Causes and Symptoms
Tinnitus can be temporary or permanent. It can be caused by constant exposure to loud music, working in a noisy environment, infections, and even certain medications known as ototoxic medications. Aspirin is known as an ototoxic drug because it can be toxic to your ears and cause hearing problems and tinnitus.
Aspirin-related ear problems are more likely to develop in those who take large doses or who have taken them for many years. Symptoms can be constant or they may come and go. People who suffer from permanent tinnitus may also experience anxiety because symptoms can diminish their quality of life and prevent them from concentrating.
Symptoms of tinnitus include ringing, buzzing, humming, clicking, or even swooshing sounds in one or both of your ears. You may also experience varying degrees of hearing loss or muffled hearing. A specific type of tinnitus known as pulsatile tinnitus can sound like a heartbeat or pulse inside your ears. Pulsatile tinnitus may be associated with circulation problems, however, the other types of tinnitus are often related to less serious causes.

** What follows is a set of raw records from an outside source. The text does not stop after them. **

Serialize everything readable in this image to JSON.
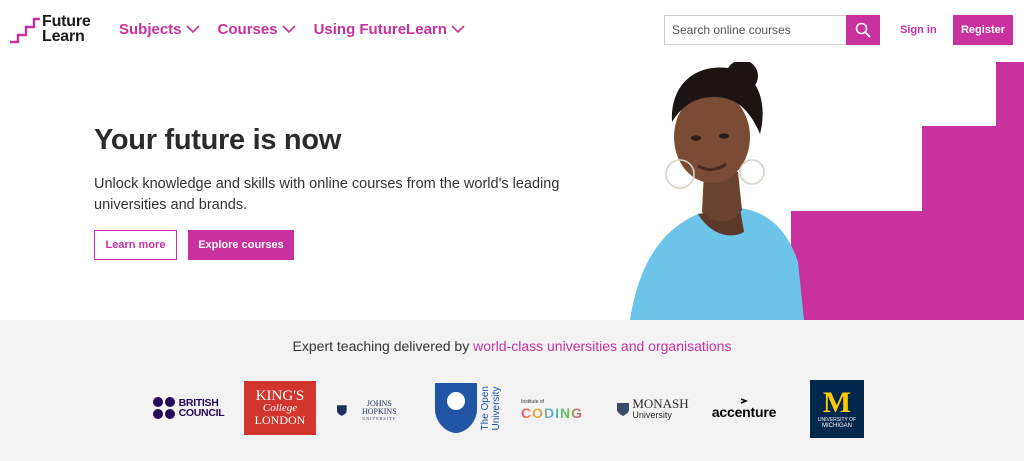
{
  "brand": {
    "line1": "Future",
    "line2": "Learn",
    "accent_color": "#c8319f"
  },
  "nav": {
    "items": [
      {
        "label": "Subjects"
      },
      {
        "label": "Courses"
      },
      {
        "label": "Using FutureLearn"
      }
    ]
  },
  "search": {
    "placeholder": "Search online courses",
    "icon": "search-icon"
  },
  "auth": {
    "signin_label": "Sign in",
    "register_label": "Register"
  },
  "hero": {
    "title": "Your future is now",
    "text": "Unlock knowledge and skills with online courses from the world's leading universities and brands.",
    "learn_more_label": "Learn more",
    "explore_label": "Explore courses"
  },
  "partners": {
    "heading_prefix": "Expert teaching delivered by ",
    "heading_link": "world-class universities and organisations",
    "logos": {
      "british_council": {
        "line1": "BRITISH",
        "line2": "COUNCIL"
      },
      "kings": {
        "line1": "KING'S",
        "line2": "College",
        "line3": "LONDON"
      },
      "johns_hopkins": {
        "line1": "JOHNS HOPKINS",
        "line2": "UNIVERSITY"
      },
      "open_university": {
        "line1": "The Open",
        "line2": "University"
      },
      "institute_of_coding": {
        "line1": "Institute of",
        "line2": "CODING"
      },
      "monash": {
        "line1": "MONASH",
        "line2": "University"
      },
      "accenture": {
        "text": "accenture"
      },
      "michigan": {
        "line1": "M",
        "line2": "UNIVERSITY OF",
        "line3": "MICHIGAN"
      }
    }
  }
}
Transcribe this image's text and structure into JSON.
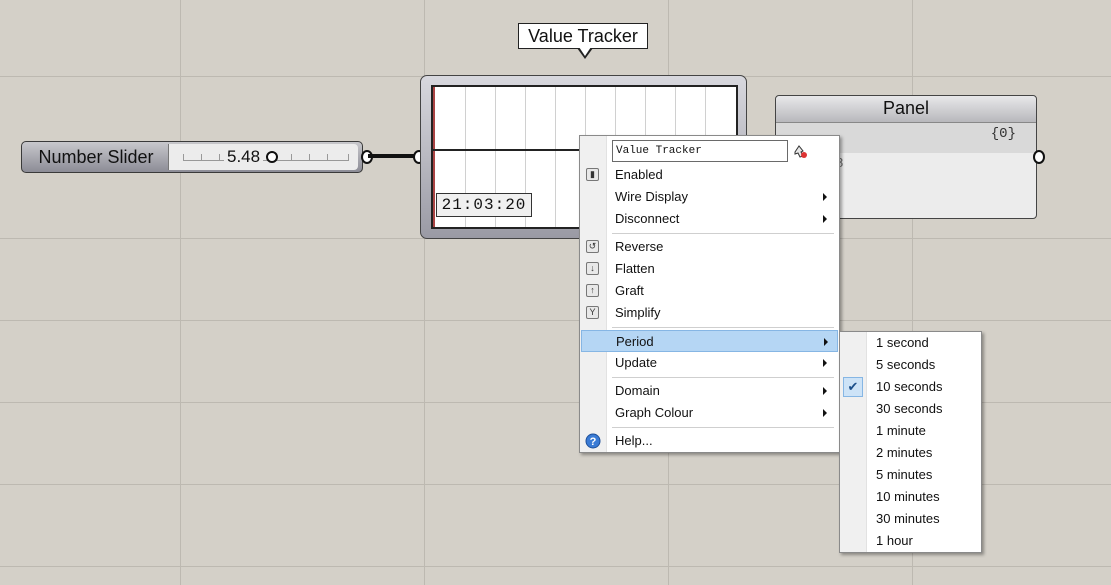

Diagnosing Ringing In The Ears
Your healthcare provider will examine your ears with an otoscope to evaluate your eardrum for inflammation, redness, or fluid buildup. These signs may be indicative of an infection that can cause ringing in the ears.
Your provider will also administer a hearing test to evaluate your hearing acuity because tinnitus can often be related to hearing loss. It is important to note that your audiologist may recommend more than one hearing test because tinnitus and hearing loss can be temporary.
If you enjoy loud concerts on a frequent basis or if you are getting over an ear infection, your symptoms may only last for a short period of time. Because of this, a couple of hearing tests spaced a couple of months apart may be needed.
Your initial hearing test may reveal certain deficits such as the inability to hear tones at certain decibel levels, however, your hearing may revert back to normal by the time your subsequent test is administered.
If you experience ringing in your ears, make an appointment with your healthcare provider. When tinnitus is diagnosed and treated in its early stages you may be less likely to develop permanent symptoms and hearing loss. For more information, contact a company like Accurate Hearing Technology Inc.Share